Contras Redux?

The revelation that the company that operates the plane caught smuggling weapons into Venezuela has connections to past controversial CIA programs is unlikely to surprise many observers, given the CIA's decades-long history of funneling weapons to U.S.-backed opposition fighters in Latin America, Southeast Asia and other conflict areas around the globe.

One of the best-known examples of the CIA using airliners to smuggle weapons to a U.S.-backed paramilitary group occurred during the 1980s in what became known as the Iran-Contra scandal, in which the Reagan administration delivered weapons to the Contra rebels in order to topple the left-leaning Sandinista movement. Many of those weapons had been hidden on flights claiming to be carrying "humanitarian aid" into Nicaragua.

The parallels between aspects of the Contra scandal and the current situation in Venezuela are striking, particularly given the recent "outrage" voiced by mainstream media and prominent U.S. politicians over Maduro's refusal to allow U.S. "humanitarian aid" into the country. Maduro had explained his rejection of the aid as partially stemming from the concern that it could contain weapons or other supplies aimed at creating an armed opposition force, like the "rebel" force that was armed by the CIA in Syria in 2011.

Though the media has written off Maduro's concern as unfounded, that is hardly the case in light of the fact that the Trump administration's recently named special envoy in charge of the administration's Venezuela policy, Elliott Abrams, had been instrumental in delivering weapons to the Nicaraguan Contras, including hiding those weapons in "humanitarian aid" shipments. In subsequent testimony after the scandal broke in the 1980s, Abrams himself admitted to funneling weapons to the Contras in exactly this way.

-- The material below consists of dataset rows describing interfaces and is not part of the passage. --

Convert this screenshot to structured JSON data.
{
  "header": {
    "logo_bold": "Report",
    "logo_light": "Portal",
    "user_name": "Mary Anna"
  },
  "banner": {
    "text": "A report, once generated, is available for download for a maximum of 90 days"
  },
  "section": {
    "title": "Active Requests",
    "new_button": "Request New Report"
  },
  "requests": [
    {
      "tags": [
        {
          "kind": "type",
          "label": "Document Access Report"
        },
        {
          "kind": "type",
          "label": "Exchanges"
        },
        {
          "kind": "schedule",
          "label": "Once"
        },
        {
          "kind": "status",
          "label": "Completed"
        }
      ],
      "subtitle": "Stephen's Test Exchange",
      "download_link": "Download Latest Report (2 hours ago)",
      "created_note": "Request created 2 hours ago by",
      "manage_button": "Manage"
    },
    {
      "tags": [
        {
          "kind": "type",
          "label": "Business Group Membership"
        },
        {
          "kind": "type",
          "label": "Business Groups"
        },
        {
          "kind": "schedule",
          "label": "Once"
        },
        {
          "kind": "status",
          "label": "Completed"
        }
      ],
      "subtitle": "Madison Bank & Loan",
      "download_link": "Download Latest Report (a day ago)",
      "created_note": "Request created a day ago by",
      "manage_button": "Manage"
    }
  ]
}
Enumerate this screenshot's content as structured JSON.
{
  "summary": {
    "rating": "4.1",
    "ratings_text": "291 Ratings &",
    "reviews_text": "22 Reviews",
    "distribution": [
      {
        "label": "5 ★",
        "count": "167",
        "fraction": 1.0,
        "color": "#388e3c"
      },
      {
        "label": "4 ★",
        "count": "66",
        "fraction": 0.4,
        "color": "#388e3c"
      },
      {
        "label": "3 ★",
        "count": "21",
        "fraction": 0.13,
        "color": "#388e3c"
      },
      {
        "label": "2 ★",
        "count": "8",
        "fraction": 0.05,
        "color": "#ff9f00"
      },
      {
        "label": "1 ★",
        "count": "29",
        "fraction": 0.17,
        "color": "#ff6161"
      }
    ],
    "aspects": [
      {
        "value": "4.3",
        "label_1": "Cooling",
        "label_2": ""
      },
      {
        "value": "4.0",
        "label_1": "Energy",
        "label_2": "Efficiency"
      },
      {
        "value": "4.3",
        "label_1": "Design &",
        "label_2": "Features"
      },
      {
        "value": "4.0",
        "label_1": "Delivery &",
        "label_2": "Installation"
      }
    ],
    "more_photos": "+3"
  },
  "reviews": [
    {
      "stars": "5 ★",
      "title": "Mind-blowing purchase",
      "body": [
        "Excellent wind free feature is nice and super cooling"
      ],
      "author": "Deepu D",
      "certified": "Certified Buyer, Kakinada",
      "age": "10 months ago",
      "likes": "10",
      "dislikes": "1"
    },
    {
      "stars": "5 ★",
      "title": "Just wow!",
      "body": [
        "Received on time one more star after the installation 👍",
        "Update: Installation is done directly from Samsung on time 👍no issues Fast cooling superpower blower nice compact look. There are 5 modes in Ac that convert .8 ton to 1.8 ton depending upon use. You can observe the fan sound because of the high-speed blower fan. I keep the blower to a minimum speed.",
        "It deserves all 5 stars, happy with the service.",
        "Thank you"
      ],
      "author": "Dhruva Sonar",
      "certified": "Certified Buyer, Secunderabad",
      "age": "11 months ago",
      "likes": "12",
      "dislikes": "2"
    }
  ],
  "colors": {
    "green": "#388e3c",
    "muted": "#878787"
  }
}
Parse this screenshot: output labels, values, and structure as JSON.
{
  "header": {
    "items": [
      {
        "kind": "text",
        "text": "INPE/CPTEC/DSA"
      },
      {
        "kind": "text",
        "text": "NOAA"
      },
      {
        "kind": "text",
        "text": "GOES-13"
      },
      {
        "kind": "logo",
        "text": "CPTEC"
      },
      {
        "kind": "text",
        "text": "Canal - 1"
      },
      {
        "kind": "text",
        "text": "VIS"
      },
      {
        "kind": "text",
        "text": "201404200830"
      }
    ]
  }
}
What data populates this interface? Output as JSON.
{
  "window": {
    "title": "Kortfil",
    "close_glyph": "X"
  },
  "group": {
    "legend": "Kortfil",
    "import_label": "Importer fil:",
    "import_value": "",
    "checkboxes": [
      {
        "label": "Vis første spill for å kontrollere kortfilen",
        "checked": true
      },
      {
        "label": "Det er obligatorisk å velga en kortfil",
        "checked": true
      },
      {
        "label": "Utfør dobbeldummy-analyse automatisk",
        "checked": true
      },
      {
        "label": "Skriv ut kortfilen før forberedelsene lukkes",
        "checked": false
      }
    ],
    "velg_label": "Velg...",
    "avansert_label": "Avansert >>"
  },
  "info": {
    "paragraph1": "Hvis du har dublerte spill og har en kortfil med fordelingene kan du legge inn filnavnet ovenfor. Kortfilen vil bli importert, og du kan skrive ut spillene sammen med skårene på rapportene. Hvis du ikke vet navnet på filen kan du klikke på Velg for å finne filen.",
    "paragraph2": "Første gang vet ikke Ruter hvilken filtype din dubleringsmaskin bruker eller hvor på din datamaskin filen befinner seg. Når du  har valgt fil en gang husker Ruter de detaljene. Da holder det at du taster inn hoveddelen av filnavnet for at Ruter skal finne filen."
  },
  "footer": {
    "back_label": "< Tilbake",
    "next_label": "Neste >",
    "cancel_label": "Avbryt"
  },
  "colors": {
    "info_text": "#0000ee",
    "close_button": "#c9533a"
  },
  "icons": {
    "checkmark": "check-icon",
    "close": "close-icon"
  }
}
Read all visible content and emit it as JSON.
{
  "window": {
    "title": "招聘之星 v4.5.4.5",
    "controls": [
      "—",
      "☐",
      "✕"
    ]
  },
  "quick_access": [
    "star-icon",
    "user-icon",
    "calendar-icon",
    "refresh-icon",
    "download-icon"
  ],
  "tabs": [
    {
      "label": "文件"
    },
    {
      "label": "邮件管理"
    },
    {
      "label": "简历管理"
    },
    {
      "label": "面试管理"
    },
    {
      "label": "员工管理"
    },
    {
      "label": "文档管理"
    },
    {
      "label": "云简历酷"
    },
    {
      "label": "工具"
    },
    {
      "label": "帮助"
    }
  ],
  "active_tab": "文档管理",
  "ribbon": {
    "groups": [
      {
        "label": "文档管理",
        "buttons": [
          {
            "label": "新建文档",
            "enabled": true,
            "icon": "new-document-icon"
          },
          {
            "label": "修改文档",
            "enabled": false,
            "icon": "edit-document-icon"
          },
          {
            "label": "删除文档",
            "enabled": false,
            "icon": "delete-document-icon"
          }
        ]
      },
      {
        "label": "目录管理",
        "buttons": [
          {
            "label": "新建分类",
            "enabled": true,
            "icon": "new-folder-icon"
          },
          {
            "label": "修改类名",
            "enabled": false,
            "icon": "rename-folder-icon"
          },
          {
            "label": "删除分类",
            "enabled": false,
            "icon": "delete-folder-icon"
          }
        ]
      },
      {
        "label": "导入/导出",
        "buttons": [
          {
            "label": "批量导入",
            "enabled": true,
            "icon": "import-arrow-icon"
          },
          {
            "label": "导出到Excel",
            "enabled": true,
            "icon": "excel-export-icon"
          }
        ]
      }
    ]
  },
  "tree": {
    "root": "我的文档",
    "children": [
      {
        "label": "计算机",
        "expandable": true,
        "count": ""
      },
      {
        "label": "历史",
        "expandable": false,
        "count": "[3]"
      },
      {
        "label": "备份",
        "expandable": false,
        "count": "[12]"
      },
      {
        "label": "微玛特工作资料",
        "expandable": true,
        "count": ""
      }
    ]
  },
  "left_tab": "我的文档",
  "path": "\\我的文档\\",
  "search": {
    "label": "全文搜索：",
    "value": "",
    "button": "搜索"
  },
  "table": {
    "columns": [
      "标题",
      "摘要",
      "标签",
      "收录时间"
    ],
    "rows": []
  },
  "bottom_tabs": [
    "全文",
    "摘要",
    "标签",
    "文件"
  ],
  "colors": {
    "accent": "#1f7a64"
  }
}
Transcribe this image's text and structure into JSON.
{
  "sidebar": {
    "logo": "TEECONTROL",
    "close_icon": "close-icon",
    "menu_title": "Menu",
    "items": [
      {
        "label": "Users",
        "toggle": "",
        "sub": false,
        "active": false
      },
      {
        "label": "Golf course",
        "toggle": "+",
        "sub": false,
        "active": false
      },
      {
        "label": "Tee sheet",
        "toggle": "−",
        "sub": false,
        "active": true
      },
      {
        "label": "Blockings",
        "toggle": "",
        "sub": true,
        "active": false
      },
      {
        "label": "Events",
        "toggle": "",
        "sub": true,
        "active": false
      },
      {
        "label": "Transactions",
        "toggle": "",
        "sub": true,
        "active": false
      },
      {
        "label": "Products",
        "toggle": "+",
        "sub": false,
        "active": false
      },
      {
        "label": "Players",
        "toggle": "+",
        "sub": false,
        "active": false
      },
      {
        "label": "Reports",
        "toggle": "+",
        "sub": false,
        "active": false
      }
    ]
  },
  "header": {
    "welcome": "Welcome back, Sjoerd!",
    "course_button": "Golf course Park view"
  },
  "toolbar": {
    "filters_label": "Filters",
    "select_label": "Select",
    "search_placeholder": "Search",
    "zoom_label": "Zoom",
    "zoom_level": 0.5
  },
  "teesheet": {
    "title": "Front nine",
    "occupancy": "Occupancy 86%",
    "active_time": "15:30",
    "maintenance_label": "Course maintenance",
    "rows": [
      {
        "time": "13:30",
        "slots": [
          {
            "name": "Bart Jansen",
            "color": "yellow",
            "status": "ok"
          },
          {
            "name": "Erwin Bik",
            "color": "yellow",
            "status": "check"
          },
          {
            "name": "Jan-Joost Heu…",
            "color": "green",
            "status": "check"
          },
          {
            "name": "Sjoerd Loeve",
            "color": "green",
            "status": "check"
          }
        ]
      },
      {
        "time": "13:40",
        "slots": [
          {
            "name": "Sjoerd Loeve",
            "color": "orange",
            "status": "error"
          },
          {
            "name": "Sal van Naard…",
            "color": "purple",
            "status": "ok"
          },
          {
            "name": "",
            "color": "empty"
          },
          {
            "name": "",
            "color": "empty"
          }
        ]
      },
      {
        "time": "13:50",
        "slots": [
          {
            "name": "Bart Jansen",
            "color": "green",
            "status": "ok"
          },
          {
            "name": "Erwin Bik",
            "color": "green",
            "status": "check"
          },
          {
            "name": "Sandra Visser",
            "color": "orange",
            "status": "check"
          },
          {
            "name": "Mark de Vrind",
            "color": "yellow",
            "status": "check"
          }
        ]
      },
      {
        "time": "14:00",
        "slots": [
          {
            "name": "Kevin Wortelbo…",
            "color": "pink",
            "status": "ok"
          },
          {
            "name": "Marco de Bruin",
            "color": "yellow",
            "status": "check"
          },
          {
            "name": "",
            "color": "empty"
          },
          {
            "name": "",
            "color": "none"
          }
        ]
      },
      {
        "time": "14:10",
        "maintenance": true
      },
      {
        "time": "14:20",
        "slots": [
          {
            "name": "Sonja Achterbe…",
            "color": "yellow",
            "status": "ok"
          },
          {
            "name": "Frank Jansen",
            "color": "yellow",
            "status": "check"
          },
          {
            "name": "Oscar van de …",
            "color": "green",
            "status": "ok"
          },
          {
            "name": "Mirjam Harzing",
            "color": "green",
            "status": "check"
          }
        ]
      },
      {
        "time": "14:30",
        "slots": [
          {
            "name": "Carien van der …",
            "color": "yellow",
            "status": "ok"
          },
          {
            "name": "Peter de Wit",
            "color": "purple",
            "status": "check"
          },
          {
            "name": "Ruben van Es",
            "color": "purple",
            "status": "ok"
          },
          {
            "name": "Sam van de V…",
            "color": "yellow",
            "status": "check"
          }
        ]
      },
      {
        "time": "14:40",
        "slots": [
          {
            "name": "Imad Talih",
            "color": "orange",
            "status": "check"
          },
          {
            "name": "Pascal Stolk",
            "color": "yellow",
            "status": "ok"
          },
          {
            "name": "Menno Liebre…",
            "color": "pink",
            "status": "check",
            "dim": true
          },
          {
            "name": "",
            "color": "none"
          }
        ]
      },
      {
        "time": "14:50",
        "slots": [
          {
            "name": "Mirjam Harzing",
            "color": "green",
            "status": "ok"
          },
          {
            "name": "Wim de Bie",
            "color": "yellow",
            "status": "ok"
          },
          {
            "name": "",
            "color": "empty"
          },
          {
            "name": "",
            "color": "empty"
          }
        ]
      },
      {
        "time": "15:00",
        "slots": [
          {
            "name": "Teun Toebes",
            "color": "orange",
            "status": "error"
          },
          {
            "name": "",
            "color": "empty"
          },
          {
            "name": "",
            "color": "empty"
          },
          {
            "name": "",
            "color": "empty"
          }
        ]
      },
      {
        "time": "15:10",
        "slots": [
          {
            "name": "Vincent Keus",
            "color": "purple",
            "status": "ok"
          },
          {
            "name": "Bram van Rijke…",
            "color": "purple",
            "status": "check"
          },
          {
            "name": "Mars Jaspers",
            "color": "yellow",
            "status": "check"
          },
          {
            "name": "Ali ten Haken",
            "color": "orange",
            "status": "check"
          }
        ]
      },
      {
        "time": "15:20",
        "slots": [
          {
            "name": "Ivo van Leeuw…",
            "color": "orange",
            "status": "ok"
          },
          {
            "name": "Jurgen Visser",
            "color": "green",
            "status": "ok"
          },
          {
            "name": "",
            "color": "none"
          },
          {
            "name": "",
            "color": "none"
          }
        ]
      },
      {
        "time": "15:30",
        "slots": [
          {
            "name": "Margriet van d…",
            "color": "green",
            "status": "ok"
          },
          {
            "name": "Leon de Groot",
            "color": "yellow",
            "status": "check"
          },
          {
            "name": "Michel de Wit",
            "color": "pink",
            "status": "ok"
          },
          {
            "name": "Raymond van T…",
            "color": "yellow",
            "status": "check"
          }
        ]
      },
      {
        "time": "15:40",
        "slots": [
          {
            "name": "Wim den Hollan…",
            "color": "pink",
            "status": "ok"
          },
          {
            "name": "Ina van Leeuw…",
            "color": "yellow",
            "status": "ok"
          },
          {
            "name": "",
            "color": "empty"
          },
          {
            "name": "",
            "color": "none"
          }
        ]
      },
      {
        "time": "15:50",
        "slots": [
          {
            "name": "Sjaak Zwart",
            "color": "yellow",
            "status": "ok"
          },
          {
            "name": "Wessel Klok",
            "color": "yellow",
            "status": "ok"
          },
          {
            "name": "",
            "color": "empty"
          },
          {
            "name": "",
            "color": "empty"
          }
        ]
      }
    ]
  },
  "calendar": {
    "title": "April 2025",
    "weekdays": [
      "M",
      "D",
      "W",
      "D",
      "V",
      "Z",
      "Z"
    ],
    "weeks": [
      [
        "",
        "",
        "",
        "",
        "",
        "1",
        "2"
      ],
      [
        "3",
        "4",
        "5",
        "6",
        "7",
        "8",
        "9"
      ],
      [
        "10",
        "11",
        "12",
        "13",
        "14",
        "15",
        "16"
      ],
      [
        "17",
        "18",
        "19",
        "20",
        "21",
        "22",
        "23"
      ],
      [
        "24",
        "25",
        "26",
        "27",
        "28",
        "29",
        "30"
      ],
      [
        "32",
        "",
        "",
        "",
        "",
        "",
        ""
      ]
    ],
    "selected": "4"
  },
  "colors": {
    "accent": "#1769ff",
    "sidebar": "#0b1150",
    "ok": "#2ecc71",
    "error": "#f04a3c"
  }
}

With the recently uncovered illicit weapons shipment from the U.S. to Venezuela now linked to companies that have previously worked with the CIA in covert operations, Maduro's response to the "humanitarian aid" controversy is even more justified. Unfortunately for him, the U.S.-backed "interim president," Juan Guaidó, announced on Monday that his parallel government had received the first "external" source of "humanitarian aid" into the country, but would not disclose its source, its specific contents, nor how it had entered the country.